The company’s first store opened August 4, 1930. Piggly Wiggly stores were number two in the supermarket race.
Corporate offices are in Westbury, Long Island on the second floor of a huge building that’s also a company distribution center. CEO John Cullen’s plainly-furnished office is an eye-opener. On the wall behind his desk hangs the stuffed and mounted head of a huge, vicious-looking shark he caught himself.
In Melville, Long Island, tucked away behind another building in a cul-de-sac, I find the plain white one-story headquarters of Arrow Electronics. Arrow is the world’s largest distributor of electronic components and computer products. They sell to industrial and commercial customers.

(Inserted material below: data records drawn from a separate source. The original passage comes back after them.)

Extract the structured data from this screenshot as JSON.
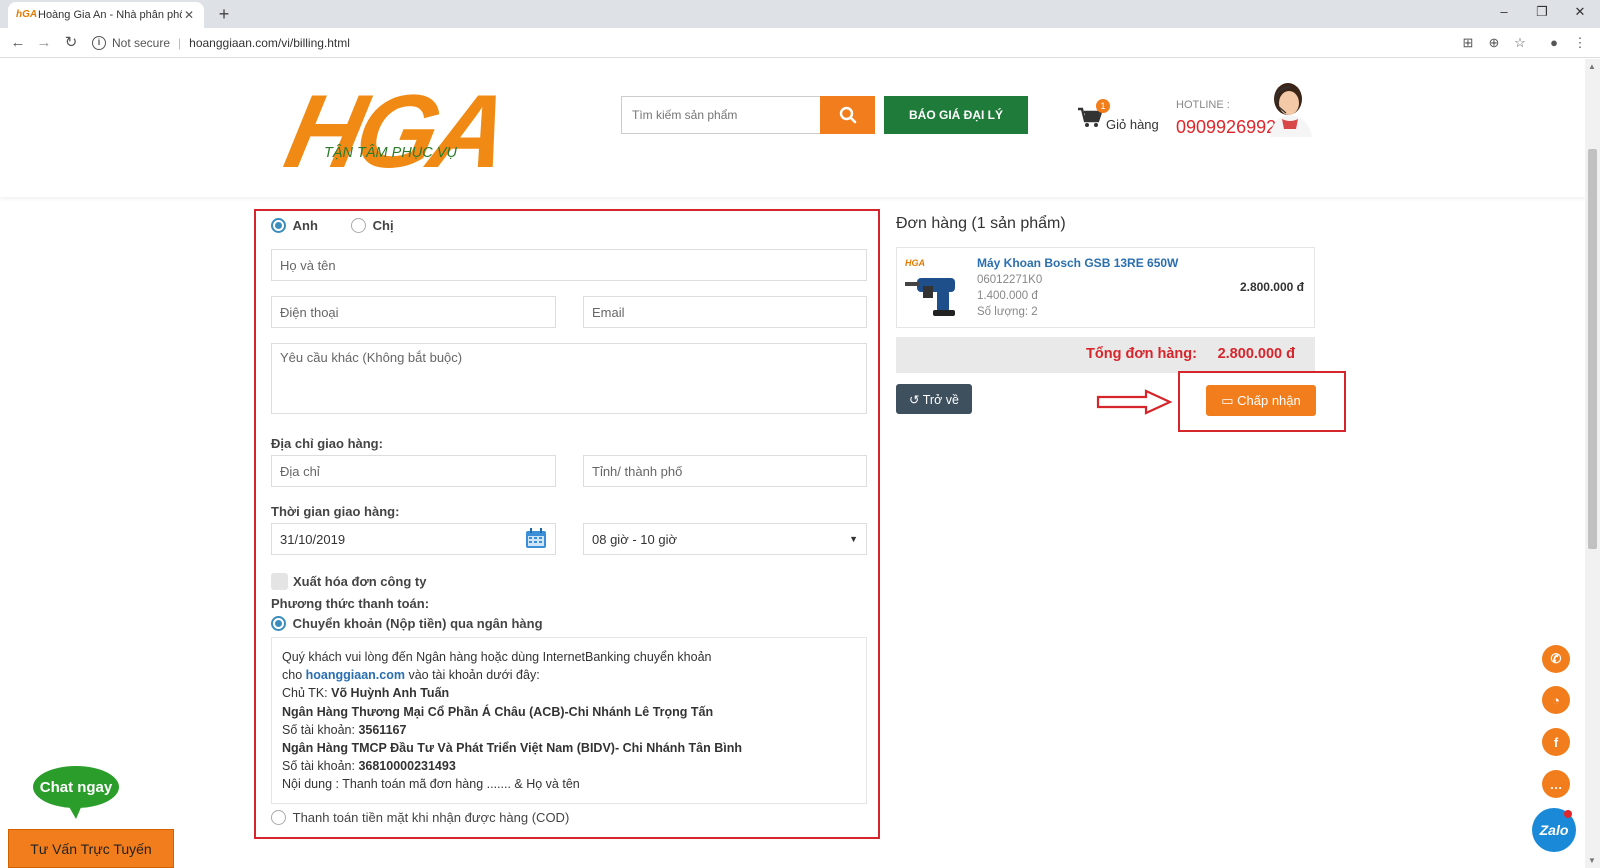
{
  "browser": {
    "tab_title": "Hoàng Gia An - Nhà phân phối s",
    "url_security": "Not secure",
    "url": "hoanggiaan.com/vi/billing.html"
  },
  "header": {
    "logo_text": "HGA",
    "logo_tagline": "TẬN TÂM PHỤC VỤ",
    "search_placeholder": "Tìm kiếm sản phẩm",
    "dealer_button": "BÁO GIÁ ĐẠI LÝ",
    "cart_count": "1",
    "cart_label": "Giỏ hàng",
    "hotline_label": "HOTLINE :",
    "hotline_number": "0909926992"
  },
  "form": {
    "gender_male": "Anh",
    "gender_female": "Chị",
    "name_placeholder": "Họ và tên",
    "phone_placeholder": "Điện thoại",
    "email_placeholder": "Email",
    "note_placeholder": "Yêu cầu khác (Không bắt buộc)",
    "address_label": "Địa chỉ giao hàng:",
    "address_placeholder": "Địa chỉ",
    "city_placeholder": "Tỉnh/ thành phố",
    "time_label": "Thời gian giao hàng:",
    "date_value": "31/10/2019",
    "time_slot": "08 giờ - 10 giờ",
    "invoice_label": "Xuất hóa đơn công ty",
    "payment_label": "Phương thức thanh toán:",
    "payment_transfer": "Chuyển khoản (Nộp tiền) qua ngân hàng",
    "payment_cod": "Thanh toán tiền mặt khi nhận được hàng (COD)"
  },
  "bank": {
    "line1": "Quý khách vui lòng đến Ngân hàng hoặc dùng InternetBanking chuyển khoản",
    "line2_prefix": "cho ",
    "line2_link": "hoanggiaan.com",
    "line2_suffix": " vào tài khoản dưới đây:",
    "owner_label": "Chủ TK: ",
    "owner_name": "Võ Huỳnh Anh Tuấn",
    "bank1_name": "Ngân Hàng Thương Mại Cổ Phần Á Châu (ACB)-Chi Nhánh Lê Trọng Tấn",
    "acct_label": "Số tài khoản: ",
    "bank1_account": "3561167",
    "bank2_name": "Ngân Hàng TMCP Đầu Tư Và Phát Triển Việt Nam (BIDV)- Chi Nhánh Tân Bình",
    "bank2_account": "36810000231493",
    "content_line": "Nội dung : Thanh toán mã đơn hàng ....... & Họ và tên"
  },
  "order": {
    "title": "Đơn hàng (1 sản phẩm)",
    "product_name": "Máy Khoan Bosch GSB 13RE 650W",
    "product_code": "06012271K0",
    "unit_price": "1.400.000 đ",
    "quantity": "Số lượng: 2",
    "line_total": "2.800.000 đ",
    "total_label": "Tổng đơn hàng:",
    "total_value": "2.800.000 đ",
    "back_button": "Trở về",
    "accept_button": "Chấp nhận"
  },
  "floating": {
    "chat_now": "Chat ngay",
    "advise": "Tư Vấn Trực Tuyến",
    "zalo": "Zalo"
  },
  "colors": {
    "brand_orange": "#f27d1c",
    "brand_green": "#1e7b3a",
    "highlight_red": "#d6252b"
  }
}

I meet with Stephen Kaufman, the CEO. He tells me the company leased this space for ten years and finally decided to buy the place. We sit on a white wraparound sofa in Kaufman’s large corner office. I ask him why he doesn’t have any plants in his office. Kaufman makes me laugh when he explains he got rid of the plants because he was tired of the plant people barging into his office anytime they wanted to water the plants. He’s describing exactly what happened during my visit to King Kullen Grocery earlier the same day. While I was in Thomas Cullen’s office this "plant" woman walks in and starts watering the plants. She walked between and around our chairs, openly listened to our conversation, and even interjected a remark at one point. No wonder Kaufman’s plantless.
Kaufman tells me about the rocking chair in his office. It’s from the Young Presidents Club—an association of company presidents under 45 years of age. On a member’s 45th birthday the Club boots them out. I notice some other unusual items in Kaufman’s office: there’s a two-feet-tall hour glass, a charcoal drawing of Berlin, and a framed picture of Fenway Park—the home of his favorite baseball team.

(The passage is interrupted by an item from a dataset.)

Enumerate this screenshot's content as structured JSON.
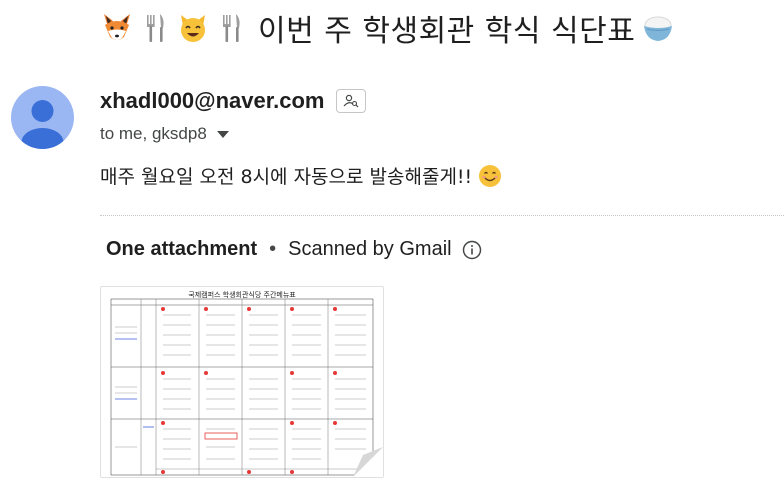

Arrow Electronics (1992 revenues $1.6 billion) treats all of its 400 employees the same when it comes to parking. Kaufman has to find a spot, just like everyone else. (For more information: ARW)